:: Input material

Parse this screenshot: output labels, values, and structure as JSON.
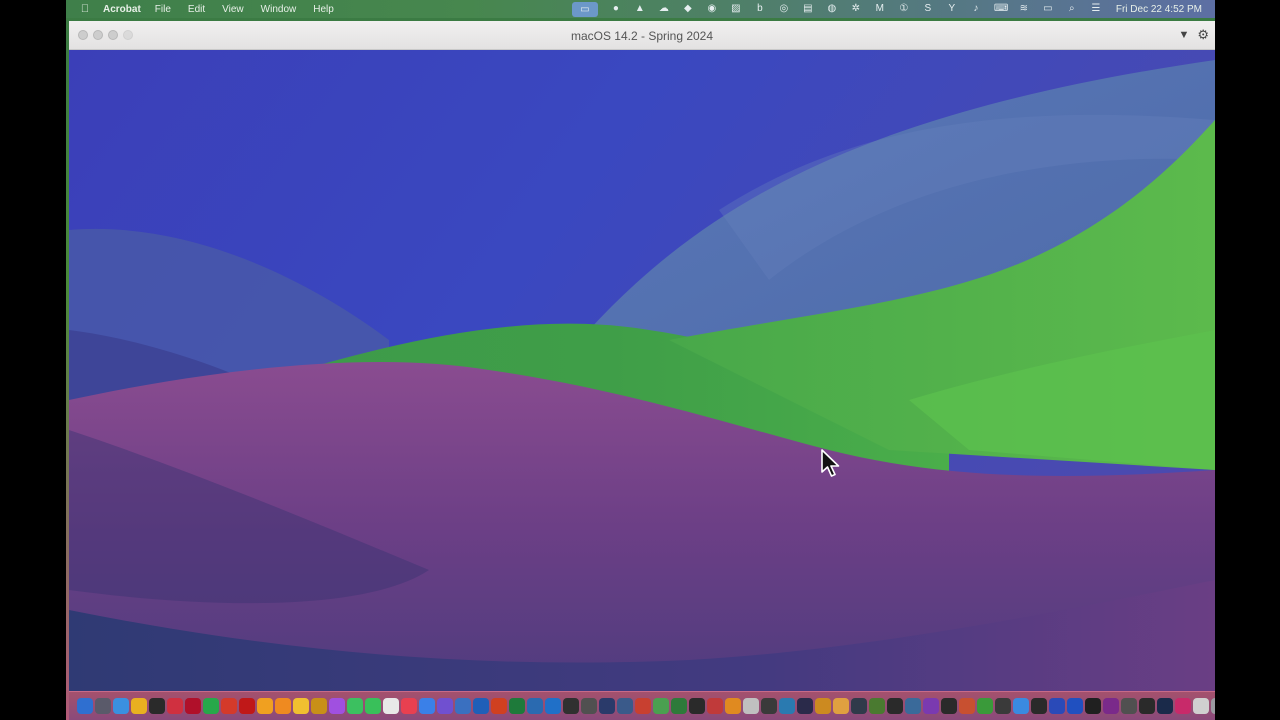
{
  "menubar": {
    "app_name": "Acrobat",
    "menus": [
      "File",
      "Edit",
      "View",
      "Window",
      "Help"
    ],
    "status_icons": [
      "screen-share-icon",
      "record-icon",
      "drive-icon",
      "cloud-sync-icon",
      "cube-icon",
      "app-icon",
      "image-icon",
      "box-icon",
      "fingerprint-icon",
      "folder-icon",
      "camera-icon",
      "settings-icon",
      "malwarebytes-icon",
      "onepassword-icon",
      "s-app-icon",
      "yt-icon",
      "volume-icon",
      "keyboard-icon",
      "wifi-icon",
      "battery-icon",
      "search-icon",
      "control-center-icon"
    ],
    "clock": "Fri Dec 22  4:52 PM"
  },
  "vm_window": {
    "title": "macOS 14.2 - Spring 2024"
  },
  "dock": {
    "colors": [
      "#2f6fd0",
      "#5a5a6a",
      "#3a90e0",
      "#e9b020",
      "#2a2a2a",
      "#d03040",
      "#b0102a",
      "#27a84a",
      "#d43a2a",
      "#c01818",
      "#f0a020",
      "#ef8a20",
      "#f0c030",
      "#c89018",
      "#a050e0",
      "#3cc060",
      "#39c05a",
      "#e8e8e8",
      "#e84050",
      "#3a80e8",
      "#7050d0",
      "#3a70c0",
      "#1f5fb8",
      "#d04020",
      "#1e7a3a",
      "#2a6ab0",
      "#2070c8",
      "#303030",
      "#505050",
      "#2a3a6a",
      "#3a5a8a",
      "#c84030",
      "#4aa050",
      "#2e7a3a",
      "#2a2a2a",
      "#c03a3a",
      "#e08a20",
      "#c0c0c0",
      "#3a3a3a",
      "#2a7ab0",
      "#2a2a4a",
      "#cc8a20",
      "#e0a040",
      "#303a4a",
      "#4a7a30",
      "#2a2a2a",
      "#3a6a9a",
      "#7a3ab0",
      "#2a2a2a",
      "#c85030",
      "#3a9a3a",
      "#3a3a3a",
      "#3a8ae0",
      "#2a2a2a",
      "#2a4ab8",
      "#2050c0",
      "#202020",
      "#7a2a8a",
      "#505050",
      "#2a2a2a",
      "#1a2a4a",
      "#c82a6a",
      "#d0d0d0",
      "#9a9aa0"
    ],
    "right_colors": [
      "#9ac0e0",
      "#4a4a50",
      "#303036",
      "#404048",
      "#cfcfcf"
    ]
  }
}
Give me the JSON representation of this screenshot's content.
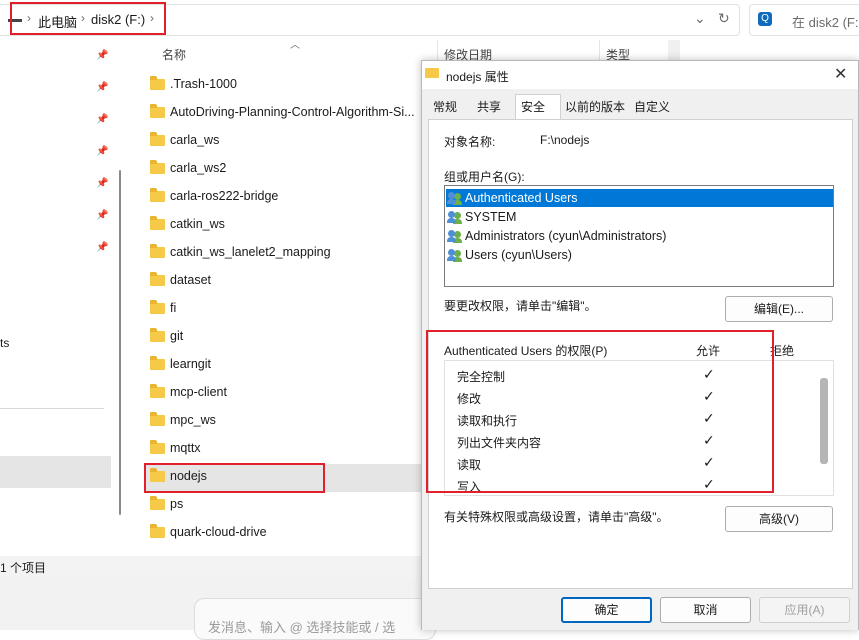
{
  "explorer": {
    "breadcrumb": [
      "此电脑",
      "disk2 (F:)"
    ],
    "breadcrumb_more": "›",
    "search_placeholder": "在 disk2 (F:",
    "columns": {
      "name": "名称",
      "modified": "修改日期",
      "type": "类型"
    },
    "nav_partial_text": "ts",
    "files": [
      ".Trash-1000",
      "AutoDriving-Planning-Control-Algorithm-Si...",
      "carla_ws",
      "carla_ws2",
      "carla-ros222-bridge",
      "catkin_ws",
      "catkin_ws_lanelet2_mapping",
      "dataset",
      "fi",
      "git",
      "learngit",
      "mcp-client",
      "mpc_ws",
      "mqttx",
      "nodejs",
      "ps",
      "quark-cloud-drive"
    ],
    "status": "1 个项目",
    "chat_placeholder": "发消息、输入 @ 选择技能或 / 选"
  },
  "dialog": {
    "title": "nodejs 属性",
    "tabs": [
      "常规",
      "共享",
      "安全",
      "以前的版本",
      "自定义"
    ],
    "active_tab": "安全",
    "object_label": "对象名称:",
    "object_value": "F:\\nodejs",
    "groups_label": "组或用户名(G):",
    "users": [
      "Authenticated Users",
      "SYSTEM",
      "Administrators (cyun\\Administrators)",
      "Users (cyun\\Users)"
    ],
    "change_hint": "要更改权限，请单击\"编辑\"。",
    "edit_button": "编辑(E)...",
    "perm_header": "Authenticated Users 的权限(P)",
    "allow_header": "允许",
    "deny_header": "拒绝",
    "permissions": [
      {
        "name": "完全控制",
        "allow": "✓"
      },
      {
        "name": "修改",
        "allow": "✓"
      },
      {
        "name": "读取和执行",
        "allow": "✓"
      },
      {
        "name": "列出文件夹内容",
        "allow": "✓"
      },
      {
        "name": "读取",
        "allow": "✓"
      },
      {
        "name": "写入",
        "allow": "✓"
      }
    ],
    "advanced_hint": "有关特殊权限或高级设置，请单击\"高级\"。",
    "advanced_button": "高级(V)",
    "ok_button": "确定",
    "cancel_button": "取消",
    "apply_button": "应用(A)"
  },
  "colors": {
    "accent": "#0078d7",
    "highlight": "#e0202a",
    "folder": "#f7c948"
  }
}
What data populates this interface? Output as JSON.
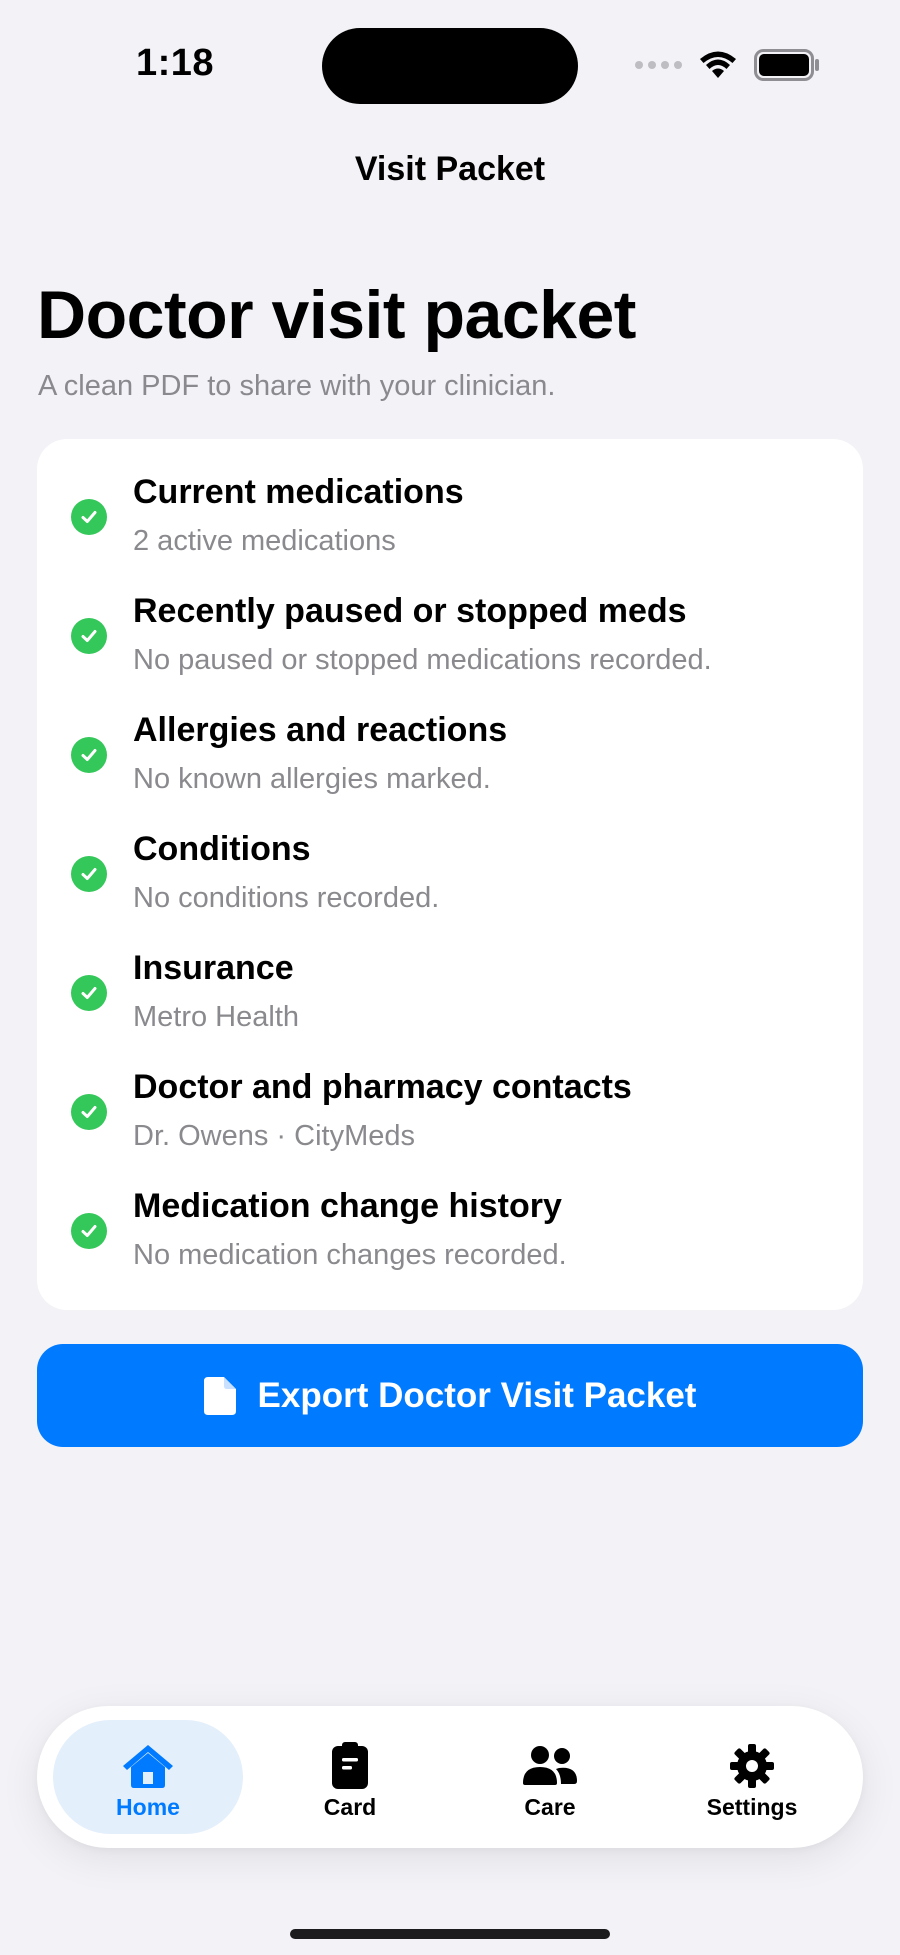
{
  "status_bar": {
    "time": "1:18"
  },
  "nav": {
    "title": "Visit Packet"
  },
  "header": {
    "title": "Doctor visit packet",
    "subtitle": "A clean PDF to share with your clinician."
  },
  "packet_items": [
    {
      "title": "Current medications",
      "detail": "2 active medications"
    },
    {
      "title": "Recently paused or stopped meds",
      "detail": "No paused or stopped medications recorded."
    },
    {
      "title": "Allergies and reactions",
      "detail": "No known allergies marked."
    },
    {
      "title": "Conditions",
      "detail": "No conditions recorded."
    },
    {
      "title": "Insurance",
      "detail": "Metro Health"
    },
    {
      "title": "Doctor and pharmacy contacts",
      "detail": "Dr. Owens · CityMeds"
    },
    {
      "title": "Medication change history",
      "detail": "No medication changes recorded."
    }
  ],
  "export_button": {
    "label": "Export Doctor Visit Packet",
    "icon": "document-icon"
  },
  "tab_bar": {
    "tabs": [
      {
        "label": "Home",
        "icon": "house-icon",
        "active": true
      },
      {
        "label": "Card",
        "icon": "clipboard-icon",
        "active": false
      },
      {
        "label": "Care",
        "icon": "people-icon",
        "active": false
      },
      {
        "label": "Settings",
        "icon": "gear-icon",
        "active": false
      }
    ]
  },
  "colors": {
    "accent": "#007AFF",
    "check": "#34C759",
    "background": "#F2F2F7",
    "secondary_text": "#8A8A8E",
    "active_tab_bg": "#E4EFFC"
  }
}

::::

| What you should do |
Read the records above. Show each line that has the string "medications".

| Solved problem |
      "title": "Current medications",
      "detail": "2 active medications"
      "detail": "No paused or stopped medications recorded."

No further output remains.